[Task prompt] Could you copy out every line of the data where the word "title" occurs?

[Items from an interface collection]
-=-=-=-=-

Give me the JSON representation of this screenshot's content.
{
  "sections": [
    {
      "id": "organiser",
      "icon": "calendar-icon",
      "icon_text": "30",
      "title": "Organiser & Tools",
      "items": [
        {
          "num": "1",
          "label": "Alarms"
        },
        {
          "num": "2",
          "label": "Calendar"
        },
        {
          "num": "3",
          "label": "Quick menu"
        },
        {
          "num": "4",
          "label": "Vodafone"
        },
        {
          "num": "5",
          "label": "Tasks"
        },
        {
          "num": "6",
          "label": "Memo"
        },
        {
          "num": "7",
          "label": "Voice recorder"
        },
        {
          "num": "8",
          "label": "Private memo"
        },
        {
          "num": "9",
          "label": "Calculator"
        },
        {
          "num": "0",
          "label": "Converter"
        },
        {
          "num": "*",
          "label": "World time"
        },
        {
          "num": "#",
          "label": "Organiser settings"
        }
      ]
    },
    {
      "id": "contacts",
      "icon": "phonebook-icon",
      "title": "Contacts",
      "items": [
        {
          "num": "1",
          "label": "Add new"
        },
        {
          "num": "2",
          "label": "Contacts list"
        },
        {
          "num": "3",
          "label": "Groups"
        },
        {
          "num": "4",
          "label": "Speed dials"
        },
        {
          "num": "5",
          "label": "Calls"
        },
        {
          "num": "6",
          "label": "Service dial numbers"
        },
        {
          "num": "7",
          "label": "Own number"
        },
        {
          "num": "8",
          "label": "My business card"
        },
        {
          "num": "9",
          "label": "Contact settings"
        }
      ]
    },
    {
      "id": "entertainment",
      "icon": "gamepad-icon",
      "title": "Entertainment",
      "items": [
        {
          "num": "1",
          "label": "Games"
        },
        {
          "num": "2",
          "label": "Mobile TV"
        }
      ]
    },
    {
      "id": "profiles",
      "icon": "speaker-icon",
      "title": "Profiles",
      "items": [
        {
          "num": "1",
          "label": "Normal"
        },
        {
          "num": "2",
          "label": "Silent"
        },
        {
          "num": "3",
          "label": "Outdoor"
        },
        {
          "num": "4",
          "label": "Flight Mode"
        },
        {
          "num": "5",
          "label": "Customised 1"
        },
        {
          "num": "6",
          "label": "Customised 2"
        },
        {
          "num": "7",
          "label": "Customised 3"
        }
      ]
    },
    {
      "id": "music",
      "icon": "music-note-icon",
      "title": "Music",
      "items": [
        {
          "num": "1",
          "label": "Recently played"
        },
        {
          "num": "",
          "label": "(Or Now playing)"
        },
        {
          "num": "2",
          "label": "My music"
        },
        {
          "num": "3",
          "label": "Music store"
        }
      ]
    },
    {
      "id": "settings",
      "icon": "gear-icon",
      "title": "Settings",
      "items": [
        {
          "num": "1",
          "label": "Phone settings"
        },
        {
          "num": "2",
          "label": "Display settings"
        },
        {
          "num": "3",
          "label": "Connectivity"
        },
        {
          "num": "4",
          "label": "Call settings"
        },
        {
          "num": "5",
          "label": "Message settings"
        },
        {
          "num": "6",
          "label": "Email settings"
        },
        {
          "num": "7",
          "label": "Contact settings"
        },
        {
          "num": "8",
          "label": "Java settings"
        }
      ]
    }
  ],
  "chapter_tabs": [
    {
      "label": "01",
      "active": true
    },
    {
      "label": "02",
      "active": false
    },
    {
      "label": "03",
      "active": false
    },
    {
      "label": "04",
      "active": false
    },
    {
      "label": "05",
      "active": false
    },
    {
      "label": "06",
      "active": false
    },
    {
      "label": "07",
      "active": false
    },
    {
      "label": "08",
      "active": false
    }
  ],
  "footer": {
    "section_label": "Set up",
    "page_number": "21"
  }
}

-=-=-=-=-

[Written answer]
      "title": "Organiser & Tools",
      "title": "Contacts",
      "title": "Entertainment",
      "title": "Profiles",
      "title": "Music",
      "title": "Settings",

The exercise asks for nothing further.